**TASK STATEMENT**
No pictures belong in the copy. Restate the rest of the data exactly.

**SOURCE RECORDS**
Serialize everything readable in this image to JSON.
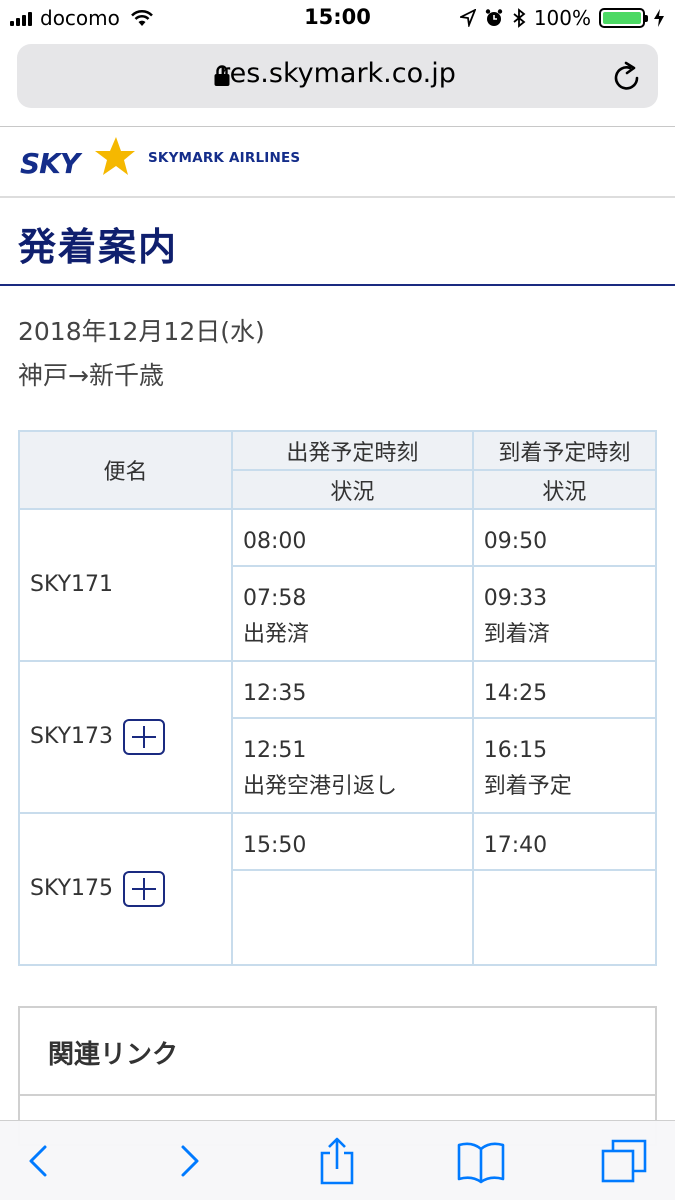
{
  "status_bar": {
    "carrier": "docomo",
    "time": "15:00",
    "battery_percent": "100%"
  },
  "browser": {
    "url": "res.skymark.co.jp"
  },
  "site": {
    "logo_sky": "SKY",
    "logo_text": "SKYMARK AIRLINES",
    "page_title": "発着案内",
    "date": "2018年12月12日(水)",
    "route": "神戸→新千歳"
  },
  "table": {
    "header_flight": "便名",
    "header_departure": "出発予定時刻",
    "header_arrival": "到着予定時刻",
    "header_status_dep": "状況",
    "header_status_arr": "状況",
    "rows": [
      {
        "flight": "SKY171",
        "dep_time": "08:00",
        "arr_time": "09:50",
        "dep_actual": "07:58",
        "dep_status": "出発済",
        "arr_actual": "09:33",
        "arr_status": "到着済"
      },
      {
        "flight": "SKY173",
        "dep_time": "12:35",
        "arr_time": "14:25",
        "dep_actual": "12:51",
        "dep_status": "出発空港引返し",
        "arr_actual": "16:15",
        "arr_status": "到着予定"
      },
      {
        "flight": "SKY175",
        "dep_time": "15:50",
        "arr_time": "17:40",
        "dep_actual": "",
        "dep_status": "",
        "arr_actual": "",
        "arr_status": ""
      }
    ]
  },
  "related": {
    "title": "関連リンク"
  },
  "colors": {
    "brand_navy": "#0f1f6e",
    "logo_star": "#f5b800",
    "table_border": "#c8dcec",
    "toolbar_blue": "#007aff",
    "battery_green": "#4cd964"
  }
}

**ANSWER TO THIS TASK**
Serialize everything readable in this image to JSON.
{
  "status_bar": {
    "carrier": "docomo",
    "time": "15:00",
    "battery_percent": "100%"
  },
  "browser": {
    "url": "res.skymark.co.jp"
  },
  "site": {
    "logo_sky": "SKY",
    "logo_text": "SKYMARK AIRLINES",
    "page_title": "発着案内",
    "date": "2018年12月12日(水)",
    "route": "神戸→新千歳"
  },
  "table": {
    "header_flight": "便名",
    "header_departure": "出発予定時刻",
    "header_arrival": "到着予定時刻",
    "header_status_dep": "状況",
    "header_status_arr": "状況",
    "rows": [
      {
        "flight": "SKY171",
        "dep_time": "08:00",
        "arr_time": "09:50",
        "dep_actual": "07:58",
        "dep_status": "出発済",
        "arr_actual": "09:33",
        "arr_status": "到着済"
      },
      {
        "flight": "SKY173",
        "dep_time": "12:35",
        "arr_time": "14:25",
        "dep_actual": "12:51",
        "dep_status": "出発空港引返し",
        "arr_actual": "16:15",
        "arr_status": "到着予定"
      },
      {
        "flight": "SKY175",
        "dep_time": "15:50",
        "arr_time": "17:40",
        "dep_actual": "",
        "dep_status": "",
        "arr_actual": "",
        "arr_status": ""
      }
    ]
  },
  "related": {
    "title": "関連リンク"
  },
  "colors": {
    "brand_navy": "#0f1f6e",
    "logo_star": "#f5b800",
    "table_border": "#c8dcec",
    "toolbar_blue": "#007aff",
    "battery_green": "#4cd964"
  }
}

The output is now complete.